Who knew the Duke himself was consulted

If you’re into bicycling and/or skiing, chances are you know Duke of Windsor Sport Shop at 655 Queen Street East.

The locally owned and operated shop has been around for years, but its roots are more historic than you may think.

Its roots are truly royal, in a sense.  

“Originally, years and years ago, the family was in the billiard business.  My grandfather, Eli Theriault, had Eli’s on Gore Street, and then they had the Duke of Windsor Billiard Academy just down the street (on Queen).  They did pool in the winter, and outfitting, like canoe rentals, fishing, hunting and guns in the summer,” said Chris Theriault, Duke of Windsor Sport Shop owner/operator.

In May 1937, the original business owners, in a respectful gesture, sought approval from none other than the Duke of Windsor himself to associate his title with the Billiard Academy.

The Duke had reigned briefly as Edward VIII, King of England and official head of state of many other countries, including Canada, from Jan. 1936 to Dec. 1936, before abdicating to marry American divorcee Wallis Simpson.

He was replaced by King George VI, the father of Queen Elizabeth II.

The Sault men received a letter, dated June 15, 1937, from Schloss Wasserleonburg, in Kärnten, Austria, signed by an equerry (servant) to the Duke, to ‘Messrs.

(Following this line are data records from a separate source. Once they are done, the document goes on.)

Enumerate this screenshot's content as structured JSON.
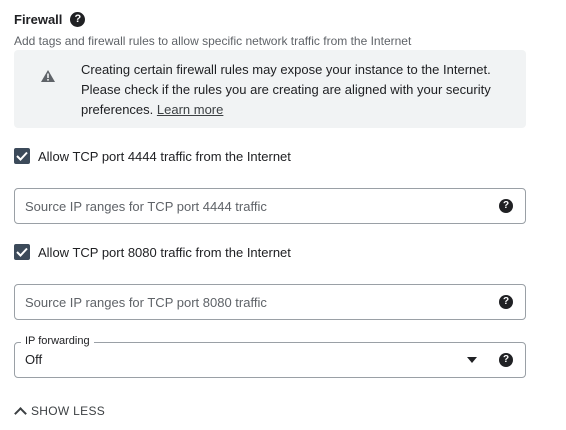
{
  "firewall": {
    "title": "Firewall",
    "help_glyph": "?",
    "subtitle": "Add tags and firewall rules to allow specific network traffic from the Internet"
  },
  "warning": {
    "icon": "warning-icon",
    "text": "Creating certain firewall rules may expose your instance to the Internet. Please check if the rules you are creating are aligned with your security preferences.",
    "link": "Learn more"
  },
  "rules": [
    {
      "checkbox_label": "Allow TCP port 4444 traffic from the Internet",
      "checked": true,
      "placeholder": "Source IP ranges for TCP port 4444 traffic",
      "value": ""
    },
    {
      "checkbox_label": "Allow TCP port 8080 traffic from the Internet",
      "checked": true,
      "placeholder": "Source IP ranges for TCP port 8080 traffic",
      "value": ""
    }
  ],
  "ip_forwarding": {
    "label": "IP forwarding",
    "value": "Off"
  },
  "show_less": "SHOW LESS",
  "colors": {
    "checkbox": "#3c4a5a",
    "warning_bg": "#f1f3f4",
    "border": "#9aa0a6"
  }
}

Mahoney & Scott, 551 Queen Street East, Sault Ste. Marie, Ontario, Canada,’ stating the Duke did not object to the men using his title in connection with the Billiard Academy. 

Schloss Wasserleonburg is a castle at which the Duke and his wife were vacationing at the time.

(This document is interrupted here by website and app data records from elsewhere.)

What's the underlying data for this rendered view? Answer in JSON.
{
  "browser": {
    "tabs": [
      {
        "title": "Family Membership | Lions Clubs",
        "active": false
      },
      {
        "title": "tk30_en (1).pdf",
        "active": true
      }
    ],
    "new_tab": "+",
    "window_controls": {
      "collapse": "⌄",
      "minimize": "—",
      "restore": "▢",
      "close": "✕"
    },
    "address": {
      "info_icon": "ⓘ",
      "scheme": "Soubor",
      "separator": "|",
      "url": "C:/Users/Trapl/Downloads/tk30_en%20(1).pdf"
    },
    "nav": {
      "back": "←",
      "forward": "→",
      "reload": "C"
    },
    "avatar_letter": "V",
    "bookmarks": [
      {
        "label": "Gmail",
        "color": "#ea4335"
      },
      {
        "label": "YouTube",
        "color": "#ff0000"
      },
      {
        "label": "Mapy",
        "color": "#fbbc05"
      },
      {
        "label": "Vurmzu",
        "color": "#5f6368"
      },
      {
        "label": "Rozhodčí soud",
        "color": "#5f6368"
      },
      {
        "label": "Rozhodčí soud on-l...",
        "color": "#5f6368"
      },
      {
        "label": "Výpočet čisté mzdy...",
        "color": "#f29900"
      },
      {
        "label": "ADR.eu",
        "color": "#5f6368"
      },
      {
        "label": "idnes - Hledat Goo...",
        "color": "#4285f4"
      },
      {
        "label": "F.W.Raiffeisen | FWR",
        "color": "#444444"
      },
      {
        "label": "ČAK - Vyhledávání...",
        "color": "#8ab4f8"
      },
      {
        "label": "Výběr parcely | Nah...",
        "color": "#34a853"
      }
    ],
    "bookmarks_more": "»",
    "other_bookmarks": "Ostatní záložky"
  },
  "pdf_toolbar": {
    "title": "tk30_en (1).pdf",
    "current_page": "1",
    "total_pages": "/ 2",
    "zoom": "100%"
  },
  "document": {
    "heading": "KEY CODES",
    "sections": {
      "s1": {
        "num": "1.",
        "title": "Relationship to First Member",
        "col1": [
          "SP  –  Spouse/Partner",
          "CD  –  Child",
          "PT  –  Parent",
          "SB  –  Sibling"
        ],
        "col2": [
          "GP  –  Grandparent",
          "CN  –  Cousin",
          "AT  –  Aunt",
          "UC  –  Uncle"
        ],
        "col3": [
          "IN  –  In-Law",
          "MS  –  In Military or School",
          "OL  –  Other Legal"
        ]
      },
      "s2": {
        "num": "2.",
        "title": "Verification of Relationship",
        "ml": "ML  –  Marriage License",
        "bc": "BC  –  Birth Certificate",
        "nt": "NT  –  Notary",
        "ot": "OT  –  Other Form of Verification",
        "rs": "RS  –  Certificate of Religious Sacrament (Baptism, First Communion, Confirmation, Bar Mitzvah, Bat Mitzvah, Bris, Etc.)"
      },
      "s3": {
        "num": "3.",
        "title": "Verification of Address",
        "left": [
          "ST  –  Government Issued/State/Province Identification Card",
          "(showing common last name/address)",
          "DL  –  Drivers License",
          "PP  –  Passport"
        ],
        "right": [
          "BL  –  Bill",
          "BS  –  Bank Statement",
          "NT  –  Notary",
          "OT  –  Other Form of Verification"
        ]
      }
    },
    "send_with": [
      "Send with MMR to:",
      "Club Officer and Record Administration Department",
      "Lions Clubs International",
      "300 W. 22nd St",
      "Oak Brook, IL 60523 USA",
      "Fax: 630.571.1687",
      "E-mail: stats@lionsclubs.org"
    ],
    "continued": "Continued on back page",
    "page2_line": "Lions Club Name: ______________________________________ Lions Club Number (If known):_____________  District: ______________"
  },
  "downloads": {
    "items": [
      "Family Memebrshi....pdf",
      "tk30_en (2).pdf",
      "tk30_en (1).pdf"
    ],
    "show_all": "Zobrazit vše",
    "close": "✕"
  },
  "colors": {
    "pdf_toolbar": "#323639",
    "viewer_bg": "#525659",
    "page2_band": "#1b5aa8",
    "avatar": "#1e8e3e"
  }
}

SooToday chose the Queen Street shop to be the subject of this week’s Mid-Week Mugging, chatting with Theriault and Mark Pettalia, sales and service technician, leaving them with a pair of snazzy SooToday coffee mugs.

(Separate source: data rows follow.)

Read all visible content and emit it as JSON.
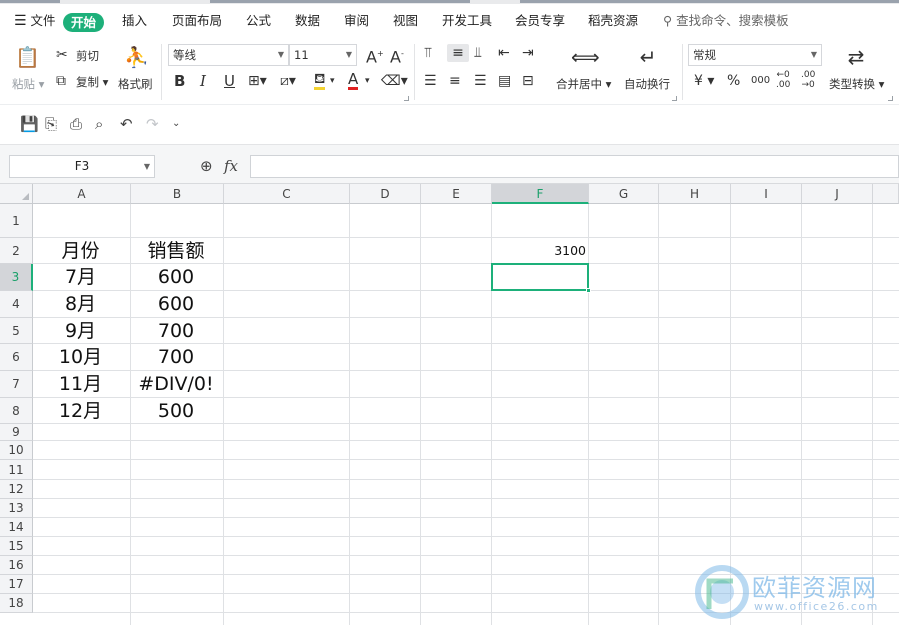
{
  "menubar": {
    "hamburger_label": "文件",
    "tabs": [
      "开始",
      "插入",
      "页面布局",
      "公式",
      "数据",
      "审阅",
      "视图",
      "开发工具",
      "会员专享",
      "稻壳资源"
    ],
    "active_tab": "开始",
    "search_placeholder": "查找命令、搜索模板"
  },
  "ribbon": {
    "clipboard": {
      "paste": "粘贴",
      "cut": "剪切",
      "copy": "复制",
      "format_painter": "格式刷"
    },
    "font": {
      "name": "等线",
      "size": "11",
      "bold": "B",
      "italic": "I",
      "underline": "U",
      "grow": "A",
      "shrink": "A",
      "font_color": "A"
    },
    "alignment": {
      "merge_center": "合并居中",
      "wrap_text": "自动换行"
    },
    "number": {
      "format": "常规",
      "currency": "¥",
      "percent": "%",
      "thousands": "000",
      "convert_type": "类型转换"
    }
  },
  "formula_bar": {
    "name_box": "F3",
    "fx": "fx",
    "formula": ""
  },
  "grid": {
    "columns": [
      "A",
      "B",
      "C",
      "D",
      "E",
      "F",
      "G",
      "H",
      "I",
      "J"
    ],
    "selected_column": "F",
    "rows": [
      "1",
      "2",
      "3",
      "4",
      "5",
      "6",
      "7",
      "8",
      "9",
      "10",
      "11",
      "12",
      "13",
      "14",
      "15",
      "16",
      "17",
      "18"
    ],
    "selected_row": "3",
    "cells": {
      "A2": "月份",
      "B2": "销售额",
      "A3": "7月",
      "B3": "600",
      "A4": "8月",
      "B4": "600",
      "A5": "9月",
      "B5": "700",
      "A6": "10月",
      "B6": "700",
      "A7": "11月",
      "B7": "#DIV/0!",
      "A8": "12月",
      "B8": "500",
      "F2": "3100"
    }
  },
  "watermark": {
    "name": "欧菲资源网",
    "url": "www.office26.com"
  },
  "colors": {
    "accent": "#1db07a",
    "watermark": "#7fb9e8"
  }
}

“We sell bicycles in the summer, along with repairs and service, and in the winter we’re a big ski shop, selling downhill and cross country ski equipment, all the tuning, mounting of bindings, and accessories,” Theriault said.

Theriault’s grandfather, father and uncle ran the business over the years, the Duke of Windsor moving to its current location at 655 Queen Street East in the 1950s.

“In the 1950s it was everything, all sports, fishing and hunting in a big way, hockey…the bikes and skis came when I took it over on my own 26 years ago.  We started specializing,” Theriault said.

The Duke has a mix of five full time and part time employees.

“It’s something I really wanted to do.  It was in my family and I love skiing and biking, and I’ve been fortunate enough to have some really good staff and learn from really good people over the years.  We’ve had some really loyal customers,” Theriault said.

For the summer, the Duke of Windsor is currently open from 10 a.m. to 6 p.m. Tuesday through Friday, 10 a.m. to 3 p.m. Saturday (closed Sunday and Monday) and can be reached by phone at (705) 942-1610, as well as Facebook.